Driving in traffic looking for a garage wouldn't be much fun.

Street view in downtown San FranciscoCity street in downtown San Francisco

Parking for Shows - Civic Center

Civic Center in San Francisco is a hub near a number of performance venues, as well as the majestic City Hall building.

The SF Symphony, SF Opera, SF Ballet, Asian Art Museum, SF Main Library, Bill Graham Civic Auditorium, Orpheum Theater, as well as other performing arts venues are right near the area called the Civic Center, the open plaza in front of City Hall.

San Francisco City Hall in the fogSan Francisco City Hall in the fog

There is a large garage, oddly named the Civic Center Plaza Garage, under the Cvic Center plaza, very convenient for daytime visits.

Best bet for visiting the Asian Art Museum, federal building, and City Hall.

Entrance to the Civic Center Garage in San FranciscoEntrance to the underground Civic Center Garage

After dark, I recommend using the Performing Arts Garage, just a block away at 360 Grove Street.

This is the favorite garage for evening performances and a lot of people will be heading over to it after a performance so it feels very safe at night (the Civic Center garage less so).

Best choice for a night at the opera or symphony. But get a spot well before the performance time.

Parking for the Golden Gate Bridge

If you're looking to park near the Golden Gate Bridge, you're in luck! It's one of the easiest attractions in San Francisco to park near.

There are lots of parking lots on both ends of the bridge, and some of them are free.

Check out my article on the best places to park at the bridge, along with maps and photos.

Parking in Golden Gate Park

Parking in Golden Gate Park is pretty easy because there are miles of roads through the park where you can park for free.

There is a parking garage underneath the Music Concourse which serves several attractions: the California Academy of Sciences, the deYoung Art Museum and the Japanese Tea Garden. However, the garage is rather expensive so you can usually find free parking along the roads leading to this area if you're willing to walk a little.

Some the the roads, or sections of certain roads, are closed to car traffic now, but you can see on the map that there are still plenty of roads to park on (green line is closed to cars).

Map of roadways in Golden Gate ParkMap showing roads closed to cars in Golden Gate Park

But the park is a hot spot for car break-ins, so remember not to leave anything in the car.

Insider tip: there's a collection of nice restaurants just outside the park near 9th Ave and Irving Street, but parking there is miserable. Take a look on MLK Drive just to the right as you enter the park on 9th Ave at Lincoln Ave. There's a longish stretch of free parking there, an easy walk to the restaurants.

Parking for Lombard Street

The crooked part of Lombard Street is in a residential area of the city.

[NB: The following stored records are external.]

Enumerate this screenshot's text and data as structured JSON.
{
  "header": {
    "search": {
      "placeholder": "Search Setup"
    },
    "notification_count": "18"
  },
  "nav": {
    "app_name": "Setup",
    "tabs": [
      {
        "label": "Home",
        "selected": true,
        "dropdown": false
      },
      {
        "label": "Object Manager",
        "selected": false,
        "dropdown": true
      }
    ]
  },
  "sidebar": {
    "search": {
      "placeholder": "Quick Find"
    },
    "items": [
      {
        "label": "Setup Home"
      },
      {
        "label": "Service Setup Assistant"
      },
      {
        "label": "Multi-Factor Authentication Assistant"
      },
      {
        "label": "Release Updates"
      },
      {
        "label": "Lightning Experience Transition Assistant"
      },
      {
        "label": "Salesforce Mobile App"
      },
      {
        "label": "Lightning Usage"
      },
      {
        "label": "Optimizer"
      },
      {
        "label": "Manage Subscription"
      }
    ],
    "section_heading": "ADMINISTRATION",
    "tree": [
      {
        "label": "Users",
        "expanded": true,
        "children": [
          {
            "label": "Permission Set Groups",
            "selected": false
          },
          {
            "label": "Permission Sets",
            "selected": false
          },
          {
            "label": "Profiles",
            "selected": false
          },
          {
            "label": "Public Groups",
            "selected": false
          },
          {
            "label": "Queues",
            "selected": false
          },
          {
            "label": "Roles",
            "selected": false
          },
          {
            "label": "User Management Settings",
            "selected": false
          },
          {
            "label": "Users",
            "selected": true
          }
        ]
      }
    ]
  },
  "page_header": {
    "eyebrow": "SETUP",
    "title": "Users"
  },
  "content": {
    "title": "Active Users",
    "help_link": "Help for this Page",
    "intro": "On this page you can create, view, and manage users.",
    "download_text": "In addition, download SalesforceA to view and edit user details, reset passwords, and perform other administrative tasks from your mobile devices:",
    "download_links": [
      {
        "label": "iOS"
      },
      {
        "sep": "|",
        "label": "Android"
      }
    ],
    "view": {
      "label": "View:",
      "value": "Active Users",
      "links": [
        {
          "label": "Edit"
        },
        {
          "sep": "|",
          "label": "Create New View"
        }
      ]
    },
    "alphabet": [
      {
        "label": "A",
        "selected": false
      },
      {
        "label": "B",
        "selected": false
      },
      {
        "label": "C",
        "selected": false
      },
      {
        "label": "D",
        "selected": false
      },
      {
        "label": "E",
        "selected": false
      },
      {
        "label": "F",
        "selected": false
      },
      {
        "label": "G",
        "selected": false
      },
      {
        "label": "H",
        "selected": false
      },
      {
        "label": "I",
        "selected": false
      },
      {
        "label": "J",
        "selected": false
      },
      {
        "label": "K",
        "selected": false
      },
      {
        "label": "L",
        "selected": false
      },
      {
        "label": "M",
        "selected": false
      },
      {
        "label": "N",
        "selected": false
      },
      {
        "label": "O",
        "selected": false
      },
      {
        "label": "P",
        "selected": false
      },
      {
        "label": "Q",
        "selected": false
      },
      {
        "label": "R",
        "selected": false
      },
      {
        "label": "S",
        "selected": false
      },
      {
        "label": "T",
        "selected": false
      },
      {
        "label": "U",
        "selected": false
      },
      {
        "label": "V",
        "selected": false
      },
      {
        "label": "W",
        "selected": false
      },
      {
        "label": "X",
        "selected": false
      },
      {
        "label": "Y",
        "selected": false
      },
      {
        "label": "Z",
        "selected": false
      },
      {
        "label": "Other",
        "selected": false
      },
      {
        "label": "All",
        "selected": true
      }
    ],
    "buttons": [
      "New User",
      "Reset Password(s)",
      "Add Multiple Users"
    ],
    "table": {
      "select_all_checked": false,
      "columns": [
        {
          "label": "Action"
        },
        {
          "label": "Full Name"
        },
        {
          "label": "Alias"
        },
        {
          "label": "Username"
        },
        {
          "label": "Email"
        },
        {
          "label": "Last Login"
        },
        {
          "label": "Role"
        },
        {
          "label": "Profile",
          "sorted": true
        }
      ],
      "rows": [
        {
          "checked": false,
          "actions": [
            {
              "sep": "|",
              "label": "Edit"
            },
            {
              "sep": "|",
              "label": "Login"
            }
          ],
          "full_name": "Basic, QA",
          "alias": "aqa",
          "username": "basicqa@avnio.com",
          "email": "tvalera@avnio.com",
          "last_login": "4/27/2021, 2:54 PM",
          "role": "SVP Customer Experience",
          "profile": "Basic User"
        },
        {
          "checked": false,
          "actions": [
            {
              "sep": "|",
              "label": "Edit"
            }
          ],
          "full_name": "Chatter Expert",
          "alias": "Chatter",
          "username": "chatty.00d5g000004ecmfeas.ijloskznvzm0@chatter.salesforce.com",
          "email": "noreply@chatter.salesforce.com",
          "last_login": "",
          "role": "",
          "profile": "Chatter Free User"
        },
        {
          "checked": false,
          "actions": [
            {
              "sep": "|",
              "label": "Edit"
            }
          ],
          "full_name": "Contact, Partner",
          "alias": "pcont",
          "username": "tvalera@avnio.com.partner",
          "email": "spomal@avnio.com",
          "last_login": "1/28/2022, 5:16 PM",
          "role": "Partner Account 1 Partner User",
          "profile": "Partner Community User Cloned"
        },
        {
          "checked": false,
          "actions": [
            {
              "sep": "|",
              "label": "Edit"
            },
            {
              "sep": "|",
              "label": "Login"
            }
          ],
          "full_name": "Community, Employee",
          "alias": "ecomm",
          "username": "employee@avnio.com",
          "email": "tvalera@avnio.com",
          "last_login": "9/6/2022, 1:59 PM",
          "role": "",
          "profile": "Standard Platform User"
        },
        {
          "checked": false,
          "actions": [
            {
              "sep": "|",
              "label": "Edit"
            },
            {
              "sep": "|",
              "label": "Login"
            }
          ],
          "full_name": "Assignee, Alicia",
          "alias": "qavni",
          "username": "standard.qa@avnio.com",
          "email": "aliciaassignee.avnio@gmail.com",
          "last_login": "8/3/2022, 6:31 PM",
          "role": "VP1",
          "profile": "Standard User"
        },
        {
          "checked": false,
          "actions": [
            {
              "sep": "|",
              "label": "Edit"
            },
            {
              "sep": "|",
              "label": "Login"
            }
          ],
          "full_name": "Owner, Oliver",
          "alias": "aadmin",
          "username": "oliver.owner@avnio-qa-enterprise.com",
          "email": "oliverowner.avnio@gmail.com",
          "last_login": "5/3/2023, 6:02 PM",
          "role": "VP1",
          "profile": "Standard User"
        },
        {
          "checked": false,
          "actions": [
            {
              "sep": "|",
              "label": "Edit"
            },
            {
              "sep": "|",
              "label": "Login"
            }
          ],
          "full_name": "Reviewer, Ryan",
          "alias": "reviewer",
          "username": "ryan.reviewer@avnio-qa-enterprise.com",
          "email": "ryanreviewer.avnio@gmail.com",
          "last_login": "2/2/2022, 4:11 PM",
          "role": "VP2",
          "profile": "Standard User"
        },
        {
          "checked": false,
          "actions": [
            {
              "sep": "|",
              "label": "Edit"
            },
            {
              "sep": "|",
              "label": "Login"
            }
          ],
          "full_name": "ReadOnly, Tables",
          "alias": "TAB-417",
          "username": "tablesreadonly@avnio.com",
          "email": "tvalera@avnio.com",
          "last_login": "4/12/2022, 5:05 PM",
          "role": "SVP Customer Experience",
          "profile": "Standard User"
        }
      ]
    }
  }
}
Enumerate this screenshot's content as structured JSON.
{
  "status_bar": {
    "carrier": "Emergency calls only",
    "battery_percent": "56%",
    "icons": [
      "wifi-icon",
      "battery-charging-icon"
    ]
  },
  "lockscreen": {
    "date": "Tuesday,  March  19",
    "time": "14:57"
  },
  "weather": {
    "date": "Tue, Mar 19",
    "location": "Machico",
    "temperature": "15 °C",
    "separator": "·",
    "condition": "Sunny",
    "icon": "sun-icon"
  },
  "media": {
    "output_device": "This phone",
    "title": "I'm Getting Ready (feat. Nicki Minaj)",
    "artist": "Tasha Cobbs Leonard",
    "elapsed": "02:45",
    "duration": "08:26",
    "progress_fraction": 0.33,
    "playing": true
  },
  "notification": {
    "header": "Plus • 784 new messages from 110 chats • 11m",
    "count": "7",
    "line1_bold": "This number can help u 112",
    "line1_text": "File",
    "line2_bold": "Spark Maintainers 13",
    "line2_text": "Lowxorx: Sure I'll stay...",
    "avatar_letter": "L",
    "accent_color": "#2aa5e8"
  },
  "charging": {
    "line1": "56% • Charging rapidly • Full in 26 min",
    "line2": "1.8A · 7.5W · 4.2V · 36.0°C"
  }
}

Parking on the streets around there is free, but has a two hour limit, which should be plenty of time to explore the street.

But be very wary of car break-ins here; another prime spot for them.

Parking near the Painted Ladies

The Painted Ladies of Full House fame are located in the 900 block of Steiner Street on Alamo Square.

The street parking around here is free, but has a two hour limit. No lots or garages nearby. 

Another break-in zone.

Parking at SF Beaches

Most beaches in San Francisco have free parking lots associated with them.

See SF beaches for a list of the beaches. Ocean Beach and Baker Beach have the biggest parking lots.

Twin Peaks parking

Parking at Twin Peaks is free. See my article on Twin Peaks that shows maps and photos of where the parking areas are up there.

Coit tower parking

Coit Tower has a smallish, free parking lot right at the entrance to the tower.

It's usually not hard to get a spot here. Follow Lombard Street all the way to the end and it takes you up to the tower.

Car break-ins in San Francisco

Car break-ins are a huge problem in San Francisco, as you've probably heard. There has been a sizable drop in them so far this year in 2024, but they're still a serious problem.

I've got a whole section on car break-ins on my article on San Francisco crime, with maps of which areas are the worst hit and info on which locations have the most break-ins.

Leave nothing in your car when you park!

Handy links and tools for parking

More travel tips

Share this page: